REQUIRED WORK:
The expected output is every entry that follows, reproduced exactly.

|---|

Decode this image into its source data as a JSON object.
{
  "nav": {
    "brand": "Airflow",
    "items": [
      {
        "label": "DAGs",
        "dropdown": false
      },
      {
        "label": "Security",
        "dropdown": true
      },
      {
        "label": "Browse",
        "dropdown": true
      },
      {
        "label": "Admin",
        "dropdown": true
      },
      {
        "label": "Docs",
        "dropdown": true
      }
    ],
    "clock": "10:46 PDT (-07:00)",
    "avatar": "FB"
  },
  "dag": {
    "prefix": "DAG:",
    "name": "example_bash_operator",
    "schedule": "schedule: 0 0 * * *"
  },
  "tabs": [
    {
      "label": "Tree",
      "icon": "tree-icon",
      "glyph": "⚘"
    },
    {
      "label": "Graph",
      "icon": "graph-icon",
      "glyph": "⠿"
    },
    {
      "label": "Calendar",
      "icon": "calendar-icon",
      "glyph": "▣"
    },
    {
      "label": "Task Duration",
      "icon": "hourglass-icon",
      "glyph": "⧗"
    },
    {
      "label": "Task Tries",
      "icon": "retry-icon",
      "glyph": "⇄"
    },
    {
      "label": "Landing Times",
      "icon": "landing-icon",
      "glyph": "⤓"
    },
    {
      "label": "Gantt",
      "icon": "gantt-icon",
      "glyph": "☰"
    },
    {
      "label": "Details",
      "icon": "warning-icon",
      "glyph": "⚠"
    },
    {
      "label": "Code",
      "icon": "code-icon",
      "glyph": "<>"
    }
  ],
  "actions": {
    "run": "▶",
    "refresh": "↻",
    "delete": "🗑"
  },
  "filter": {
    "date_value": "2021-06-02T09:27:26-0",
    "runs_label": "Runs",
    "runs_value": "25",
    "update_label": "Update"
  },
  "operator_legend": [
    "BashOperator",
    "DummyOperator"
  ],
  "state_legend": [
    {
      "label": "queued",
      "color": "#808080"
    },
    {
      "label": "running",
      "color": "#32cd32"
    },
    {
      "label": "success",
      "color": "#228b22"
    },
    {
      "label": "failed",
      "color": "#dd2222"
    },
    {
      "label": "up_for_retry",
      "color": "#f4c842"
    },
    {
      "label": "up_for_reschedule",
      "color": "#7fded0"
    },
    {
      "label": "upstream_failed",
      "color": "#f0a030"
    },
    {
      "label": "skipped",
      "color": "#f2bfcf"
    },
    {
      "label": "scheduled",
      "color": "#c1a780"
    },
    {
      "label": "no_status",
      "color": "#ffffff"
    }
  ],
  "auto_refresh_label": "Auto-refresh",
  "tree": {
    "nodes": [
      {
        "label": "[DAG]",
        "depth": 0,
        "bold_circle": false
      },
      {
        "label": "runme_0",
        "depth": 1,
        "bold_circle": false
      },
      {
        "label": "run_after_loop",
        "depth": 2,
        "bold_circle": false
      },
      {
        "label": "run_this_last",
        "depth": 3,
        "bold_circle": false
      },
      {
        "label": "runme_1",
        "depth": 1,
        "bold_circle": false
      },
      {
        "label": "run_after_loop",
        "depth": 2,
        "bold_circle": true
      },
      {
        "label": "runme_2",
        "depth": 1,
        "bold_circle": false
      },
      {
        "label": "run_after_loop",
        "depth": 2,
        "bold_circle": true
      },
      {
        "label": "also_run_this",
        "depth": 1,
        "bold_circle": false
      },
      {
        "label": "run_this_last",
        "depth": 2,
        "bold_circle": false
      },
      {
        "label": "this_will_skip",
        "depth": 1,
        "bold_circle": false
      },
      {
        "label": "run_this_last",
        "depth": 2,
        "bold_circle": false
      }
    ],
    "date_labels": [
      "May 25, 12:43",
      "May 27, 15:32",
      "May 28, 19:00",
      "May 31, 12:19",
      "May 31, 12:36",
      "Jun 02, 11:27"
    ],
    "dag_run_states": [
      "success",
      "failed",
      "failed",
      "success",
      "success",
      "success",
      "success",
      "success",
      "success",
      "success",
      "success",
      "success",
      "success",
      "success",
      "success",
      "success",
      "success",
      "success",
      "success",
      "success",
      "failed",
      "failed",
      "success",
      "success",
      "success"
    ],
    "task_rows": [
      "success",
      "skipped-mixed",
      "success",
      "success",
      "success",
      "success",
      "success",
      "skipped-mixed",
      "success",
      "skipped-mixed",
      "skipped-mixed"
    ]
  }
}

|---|

EXERCISE RESPONSE:
Decode this image into its source data as a JSON object.
{
  "nav": {
    "brand": "Airflow",
    "items": [
      {
        "label": "DAGs",
        "dropdown": false
      },
      {
        "label": "Security",
        "dropdown": true
      },
      {
        "label": "Browse",
        "dropdown": true
      },
      {
        "label": "Admin",
        "dropdown": true
      },
      {
        "label": "Docs",
        "dropdown": true
      }
    ],
    "clock": "10:46 PDT (-07:00)",
    "avatar": "FB"
  },
  "dag": {
    "prefix": "DAG:",
    "name": "example_bash_operator",
    "schedule": "schedule: 0 0 * * *"
  },
  "tabs": [
    {
      "label": "Tree",
      "icon": "tree-icon",
      "glyph": "⚘"
    },
    {
      "label": "Graph",
      "icon": "graph-icon",
      "glyph": "⠿"
    },
    {
      "label": "Calendar",
      "icon": "calendar-icon",
      "glyph": "▣"
    },
    {
      "label": "Task Duration",
      "icon": "hourglass-icon",
      "glyph": "⧗"
    },
    {
      "label": "Task Tries",
      "icon": "retry-icon",
      "glyph": "⇄"
    },
    {
      "label": "Landing Times",
      "icon": "landing-icon",
      "glyph": "⤓"
    },
    {
      "label": "Gantt",
      "icon": "gantt-icon",
      "glyph": "☰"
    },
    {
      "label": "Details",
      "icon": "warning-icon",
      "glyph": "⚠"
    },
    {
      "label": "Code",
      "icon": "code-icon",
      "glyph": "<>"
    }
  ],
  "actions": {
    "run": "▶",
    "refresh": "↻",
    "delete": "🗑"
  },
  "filter": {
    "date_value": "2021-06-02T09:27:26-0",
    "runs_label": "Runs",
    "runs_value": "25",
    "update_label": "Update"
  },
  "operator_legend": [
    "BashOperator",
    "DummyOperator"
  ],
  "state_legend": [
    {
      "label": "queued",
      "color": "#808080"
    },
    {
      "label": "running",
      "color": "#32cd32"
    },
    {
      "label": "success",
      "color": "#228b22"
    },
    {
      "label": "failed",
      "color": "#dd2222"
    },
    {
      "label": "up_for_retry",
      "color": "#f4c842"
    },
    {
      "label": "up_for_reschedule",
      "color": "#7fded0"
    },
    {
      "label": "upstream_failed",
      "color": "#f0a030"
    },
    {
      "label": "skipped",
      "color": "#f2bfcf"
    },
    {
      "label": "scheduled",
      "color": "#c1a780"
    },
    {
      "label": "no_status",
      "color": "#ffffff"
    }
  ],
  "auto_refresh_label": "Auto-refresh",
  "tree": {
    "nodes": [
      {
        "label": "[DAG]",
        "depth": 0,
        "bold_circle": false
      },
      {
        "label": "runme_0",
        "depth": 1,
        "bold_circle": false
      },
      {
        "label": "run_after_loop",
        "depth": 2,
        "bold_circle": false
      },
      {
        "label": "run_this_last",
        "depth": 3,
        "bold_circle": false
      },
      {
        "label": "runme_1",
        "depth": 1,
        "bold_circle": false
      },
      {
        "label": "run_after_loop",
        "depth": 2,
        "bold_circle": true
      },
      {
        "label": "runme_2",
        "depth": 1,
        "bold_circle": false
      },
      {
        "label": "run_after_loop",
        "depth": 2,
        "bold_circle": true
      },
      {
        "label": "also_run_this",
        "depth": 1,
        "bold_circle": false
      },
      {
        "label": "run_this_last",
        "depth": 2,
        "bold_circle": false
      },
      {
        "label": "this_will_skip",
        "depth": 1,
        "bold_circle": false
      },
      {
        "label": "run_this_last",
        "depth": 2,
        "bold_circle": false
      }
    ],
    "date_labels": [
      "May 25, 12:43",
      "May 27, 15:32",
      "May 28, 19:00",
      "May 31, 12:19",
      "May 31, 12:36",
      "Jun 02, 11:27"
    ],
    "dag_run_states": [
      "success",
      "failed",
      "failed",
      "success",
      "success",
      "success",
      "success",
      "success",
      "success",
      "success",
      "success",
      "success",
      "success",
      "success",
      "success",
      "success",
      "success",
      "success",
      "success",
      "success",
      "failed",
      "failed",
      "success",
      "success",
      "success"
    ],
    "task_rows": [
      "success",
      "skipped-mixed",
      "success",
      "success",
      "success",
      "success",
      "success",
      "skipped-mixed",
      "success",
      "skipped-mixed",
      "skipped-mixed"
    ]
  }
}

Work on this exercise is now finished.